Top of Data shown
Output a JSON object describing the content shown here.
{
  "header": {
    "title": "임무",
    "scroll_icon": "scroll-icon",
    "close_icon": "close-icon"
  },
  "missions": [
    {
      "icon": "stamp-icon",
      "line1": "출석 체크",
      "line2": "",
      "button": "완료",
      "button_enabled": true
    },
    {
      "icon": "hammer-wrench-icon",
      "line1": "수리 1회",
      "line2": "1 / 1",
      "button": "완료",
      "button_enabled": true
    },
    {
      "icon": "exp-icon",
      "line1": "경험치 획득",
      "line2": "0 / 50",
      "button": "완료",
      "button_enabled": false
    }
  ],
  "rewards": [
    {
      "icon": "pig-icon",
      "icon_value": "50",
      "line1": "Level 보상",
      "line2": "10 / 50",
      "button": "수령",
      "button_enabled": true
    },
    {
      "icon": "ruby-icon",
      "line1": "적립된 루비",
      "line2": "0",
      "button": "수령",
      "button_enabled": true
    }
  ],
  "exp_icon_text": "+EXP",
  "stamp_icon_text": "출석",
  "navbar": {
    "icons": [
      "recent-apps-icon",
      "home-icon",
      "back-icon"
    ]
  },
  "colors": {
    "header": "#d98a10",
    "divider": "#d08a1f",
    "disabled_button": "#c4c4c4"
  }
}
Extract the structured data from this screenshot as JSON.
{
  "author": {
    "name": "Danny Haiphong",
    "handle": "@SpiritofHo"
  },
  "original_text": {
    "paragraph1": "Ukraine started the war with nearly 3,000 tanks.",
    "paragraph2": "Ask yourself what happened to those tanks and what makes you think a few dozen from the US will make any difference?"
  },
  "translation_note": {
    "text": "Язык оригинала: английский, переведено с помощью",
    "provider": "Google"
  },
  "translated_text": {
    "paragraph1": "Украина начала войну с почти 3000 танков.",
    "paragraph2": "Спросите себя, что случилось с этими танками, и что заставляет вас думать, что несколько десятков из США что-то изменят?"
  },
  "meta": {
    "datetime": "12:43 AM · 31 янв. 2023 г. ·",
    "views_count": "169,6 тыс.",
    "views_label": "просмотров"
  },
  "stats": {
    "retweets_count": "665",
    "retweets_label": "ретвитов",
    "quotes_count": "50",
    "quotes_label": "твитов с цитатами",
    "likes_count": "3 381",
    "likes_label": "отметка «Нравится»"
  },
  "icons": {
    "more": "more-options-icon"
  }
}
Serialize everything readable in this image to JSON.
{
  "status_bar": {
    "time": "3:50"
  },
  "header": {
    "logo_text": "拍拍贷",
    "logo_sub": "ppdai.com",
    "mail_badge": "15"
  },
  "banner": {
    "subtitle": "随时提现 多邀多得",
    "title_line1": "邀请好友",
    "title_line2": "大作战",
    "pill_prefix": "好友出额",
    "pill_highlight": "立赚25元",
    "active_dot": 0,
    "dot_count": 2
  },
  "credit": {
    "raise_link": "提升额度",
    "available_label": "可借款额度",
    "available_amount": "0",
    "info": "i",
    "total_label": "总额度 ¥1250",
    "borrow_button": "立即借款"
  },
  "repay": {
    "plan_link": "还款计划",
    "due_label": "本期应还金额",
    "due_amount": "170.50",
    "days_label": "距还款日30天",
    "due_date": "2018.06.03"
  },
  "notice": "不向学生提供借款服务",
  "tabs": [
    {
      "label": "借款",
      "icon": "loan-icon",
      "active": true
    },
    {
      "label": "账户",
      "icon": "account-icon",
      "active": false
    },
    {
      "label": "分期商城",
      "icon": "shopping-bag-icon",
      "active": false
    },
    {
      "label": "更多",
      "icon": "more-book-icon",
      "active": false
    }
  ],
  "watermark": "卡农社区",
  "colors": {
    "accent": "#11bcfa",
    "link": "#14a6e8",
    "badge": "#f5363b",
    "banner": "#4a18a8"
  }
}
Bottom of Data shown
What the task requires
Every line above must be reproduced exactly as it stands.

Answer below
Output a JSON object describing the content shown here.
{
  "header": {
    "title": "임무",
    "scroll_icon": "scroll-icon",
    "close_icon": "close-icon"
  },
  "missions": [
    {
      "icon": "stamp-icon",
      "line1": "출석 체크",
      "line2": "",
      "button": "완료",
      "button_enabled": true
    },
    {
      "icon": "hammer-wrench-icon",
      "line1": "수리 1회",
      "line2": "1 / 1",
      "button": "완료",
      "button_enabled": true
    },
    {
      "icon": "exp-icon",
      "line1": "경험치 획득",
      "line2": "0 / 50",
      "button": "완료",
      "button_enabled": false
    }
  ],
  "rewards": [
    {
      "icon": "pig-icon",
      "icon_value": "50",
      "line1": "Level 보상",
      "line2": "10 / 50",
      "button": "수령",
      "button_enabled": true
    },
    {
      "icon": "ruby-icon",
      "line1": "적립된 루비",
      "line2": "0",
      "button": "수령",
      "button_enabled": true
    }
  ],
  "exp_icon_text": "+EXP",
  "stamp_icon_text": "출석",
  "navbar": {
    "icons": [
      "recent-apps-icon",
      "home-icon",
      "back-icon"
    ]
  },
  "colors": {
    "header": "#d98a10",
    "divider": "#d08a1f",
    "disabled_button": "#c4c4c4"
  }
}
Extract the structured data from this screenshot as JSON.
{
  "author": {
    "name": "Danny Haiphong",
    "handle": "@SpiritofHo"
  },
  "original_text": {
    "paragraph1": "Ukraine started the war with nearly 3,000 tanks.",
    "paragraph2": "Ask yourself what happened to those tanks and what makes you think a few dozen from the US will make any difference?"
  },
  "translation_note": {
    "text": "Язык оригинала: английский, переведено с помощью",
    "provider": "Google"
  },
  "translated_text": {
    "paragraph1": "Украина начала войну с почти 3000 танков.",
    "paragraph2": "Спросите себя, что случилось с этими танками, и что заставляет вас думать, что несколько десятков из США что-то изменят?"
  },
  "meta": {
    "datetime": "12:43 AM · 31 янв. 2023 г. ·",
    "views_count": "169,6 тыс.",
    "views_label": "просмотров"
  },
  "stats": {
    "retweets_count": "665",
    "retweets_label": "ретвитов",
    "quotes_count": "50",
    "quotes_label": "твитов с цитатами",
    "likes_count": "3 381",
    "likes_label": "отметка «Нравится»"
  },
  "icons": {
    "more": "more-options-icon"
  }
}
Serialize everything readable in this image to JSON.
{
  "status_bar": {
    "time": "3:50"
  },
  "header": {
    "logo_text": "拍拍贷",
    "logo_sub": "ppdai.com",
    "mail_badge": "15"
  },
  "banner": {
    "subtitle": "随时提现 多邀多得",
    "title_line1": "邀请好友",
    "title_line2": "大作战",
    "pill_prefix": "好友出额",
    "pill_highlight": "立赚25元",
    "active_dot": 0,
    "dot_count": 2
  },
  "credit": {
    "raise_link": "提升额度",
    "available_label": "可借款额度",
    "available_amount": "0",
    "info": "i",
    "total_label": "总额度 ¥1250",
    "borrow_button": "立即借款"
  },
  "repay": {
    "plan_link": "还款计划",
    "due_label": "本期应还金额",
    "due_amount": "170.50",
    "days_label": "距还款日30天",
    "due_date": "2018.06.03"
  },
  "notice": "不向学生提供借款服务",
  "tabs": [
    {
      "label": "借款",
      "icon": "loan-icon",
      "active": true
    },
    {
      "label": "账户",
      "icon": "account-icon",
      "active": false
    },
    {
      "label": "分期商城",
      "icon": "shopping-bag-icon",
      "active": false
    },
    {
      "label": "更多",
      "icon": "more-book-icon",
      "active": false
    }
  ],
  "watermark": "卡农社区",
  "colors": {
    "accent": "#11bcfa",
    "link": "#14a6e8",
    "badge": "#f5363b",
    "banner": "#4a18a8"
  }
}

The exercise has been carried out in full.